Google's OnHub routers are part of a recent wave of consumer friendly routers. These devices do away with many features in an effort to keep things simple for non-techies. In and of itself, this does not make a router less secure, instead it is assorted design choices Google made.
For example, a Google OnHub router can only be configured by someone with a Google account. This means that Google not only knows who you are, but also where you are (based on both the public IP address of the router and nearby Wi-Fi networks). For the most privacy, create a new Google account that is used solely for administering the router and nothing else. Still, you have to assume that Google can get into the router at any time, so these devices are not for anyone who cares about their privacy.
Initially, the OnHub routers did not support Guest networks. This is no longer true.
Other missing features are parental control and content filtering. It also doesn't support VPNs, but it's not clear from the reviews I read whether that only
means that it has no VPN server or whether it also means that the router does not offer VPN pass-through.
Update Jan. 3, 2017: Functioning as a VPN server is the sort of techie feature that the recent wave of consumer oriented mesh router systems (Eero, Luma) omit. However, the OnHub does allow for VPN pass-through access, that is, LAN side devices can function as a VPN client.
As you would expect, the routers default to using Google's DNS servers which gives them an audit trail of every visited website. You can, however, change the DNS servers and I suggest doing so on the theory that Google knows enough about us already.
A fairly rare feature these routers do offer is that ability to self-update their firmware. While, on the one hand this is great for insuring users get the latest bug fixes, there can also be a down side to it depending on how the feature is implemented. I have not read a review with details on how this works.
In response to privacy concerns with their routers, Google describes the data collected and how to opt out here: OnHub, the Google On app and your privacy.
The WireCutter offers a detailed review in their article on the best Wi-Fi router. They say
There is only one Ethernet LAN port.

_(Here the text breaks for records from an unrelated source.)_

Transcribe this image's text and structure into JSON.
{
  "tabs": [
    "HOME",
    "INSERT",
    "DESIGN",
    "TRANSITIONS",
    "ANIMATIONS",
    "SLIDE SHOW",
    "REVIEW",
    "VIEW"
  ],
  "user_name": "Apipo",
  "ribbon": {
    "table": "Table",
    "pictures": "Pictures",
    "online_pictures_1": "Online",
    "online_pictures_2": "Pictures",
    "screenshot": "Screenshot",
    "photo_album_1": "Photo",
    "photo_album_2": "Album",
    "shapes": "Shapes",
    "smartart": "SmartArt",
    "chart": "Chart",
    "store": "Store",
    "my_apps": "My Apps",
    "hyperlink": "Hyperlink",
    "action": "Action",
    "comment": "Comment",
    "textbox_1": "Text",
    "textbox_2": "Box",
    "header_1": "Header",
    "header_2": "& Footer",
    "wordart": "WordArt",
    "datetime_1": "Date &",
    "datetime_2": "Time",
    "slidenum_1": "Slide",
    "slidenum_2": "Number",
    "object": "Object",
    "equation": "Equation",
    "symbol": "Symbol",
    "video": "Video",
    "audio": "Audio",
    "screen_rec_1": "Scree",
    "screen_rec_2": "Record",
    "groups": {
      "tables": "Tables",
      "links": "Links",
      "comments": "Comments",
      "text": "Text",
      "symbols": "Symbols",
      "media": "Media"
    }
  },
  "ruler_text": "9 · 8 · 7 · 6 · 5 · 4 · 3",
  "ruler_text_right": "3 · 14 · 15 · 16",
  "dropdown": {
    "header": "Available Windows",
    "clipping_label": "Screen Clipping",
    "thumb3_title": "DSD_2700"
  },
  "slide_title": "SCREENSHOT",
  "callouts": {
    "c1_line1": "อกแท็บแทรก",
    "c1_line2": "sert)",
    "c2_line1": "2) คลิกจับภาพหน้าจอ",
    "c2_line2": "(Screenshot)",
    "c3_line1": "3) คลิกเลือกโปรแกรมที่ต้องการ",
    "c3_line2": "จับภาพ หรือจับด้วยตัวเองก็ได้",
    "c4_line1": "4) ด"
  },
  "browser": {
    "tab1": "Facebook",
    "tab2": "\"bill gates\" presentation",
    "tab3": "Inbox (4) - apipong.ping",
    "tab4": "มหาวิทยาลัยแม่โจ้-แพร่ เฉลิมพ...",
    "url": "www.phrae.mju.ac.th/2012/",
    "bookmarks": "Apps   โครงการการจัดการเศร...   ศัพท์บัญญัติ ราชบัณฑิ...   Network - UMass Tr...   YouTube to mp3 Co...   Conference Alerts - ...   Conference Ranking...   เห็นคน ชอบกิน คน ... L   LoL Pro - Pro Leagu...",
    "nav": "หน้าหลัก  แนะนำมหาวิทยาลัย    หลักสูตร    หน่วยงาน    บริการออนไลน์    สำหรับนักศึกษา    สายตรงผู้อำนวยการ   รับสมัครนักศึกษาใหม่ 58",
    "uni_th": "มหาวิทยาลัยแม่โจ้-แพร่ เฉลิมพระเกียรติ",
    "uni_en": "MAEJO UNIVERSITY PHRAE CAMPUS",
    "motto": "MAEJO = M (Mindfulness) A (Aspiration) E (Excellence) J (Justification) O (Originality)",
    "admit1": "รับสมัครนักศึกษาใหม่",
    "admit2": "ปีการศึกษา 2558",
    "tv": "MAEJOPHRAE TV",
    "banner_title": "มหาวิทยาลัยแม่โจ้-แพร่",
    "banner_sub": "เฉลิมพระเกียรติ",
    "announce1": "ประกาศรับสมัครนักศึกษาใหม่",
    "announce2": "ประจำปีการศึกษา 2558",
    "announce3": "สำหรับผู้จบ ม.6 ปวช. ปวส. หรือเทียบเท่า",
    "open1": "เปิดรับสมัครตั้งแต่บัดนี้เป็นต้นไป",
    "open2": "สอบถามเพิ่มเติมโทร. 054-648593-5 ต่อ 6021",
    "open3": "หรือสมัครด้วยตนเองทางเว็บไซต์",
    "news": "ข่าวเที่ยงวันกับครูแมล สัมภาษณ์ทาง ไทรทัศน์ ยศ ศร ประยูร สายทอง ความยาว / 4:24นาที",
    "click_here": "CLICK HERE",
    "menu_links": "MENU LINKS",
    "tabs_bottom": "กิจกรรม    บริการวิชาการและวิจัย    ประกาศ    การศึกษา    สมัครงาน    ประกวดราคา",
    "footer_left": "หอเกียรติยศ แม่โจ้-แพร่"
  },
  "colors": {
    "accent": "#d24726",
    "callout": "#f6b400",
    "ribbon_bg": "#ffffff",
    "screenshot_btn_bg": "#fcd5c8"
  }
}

The routers do nothing to enable Google Cloud Print for printers on the LAN that do not support it natively. Printing from a Chromebook pretty much requires the Google Cloud Print service.
As for Wi-Fi performance, Dan Seifert of TheVerge found the Wi-Fi range much better than an Asus RT-AC66U router. And Joe Wilcox said "The usable wireless range far exceeds the Apple AirPort Extreme router that OnHub replaces in my home". On the other hand, SmallNetBuilder and The WireCutter were not impressed with the Wi-Fi performance. YMMV.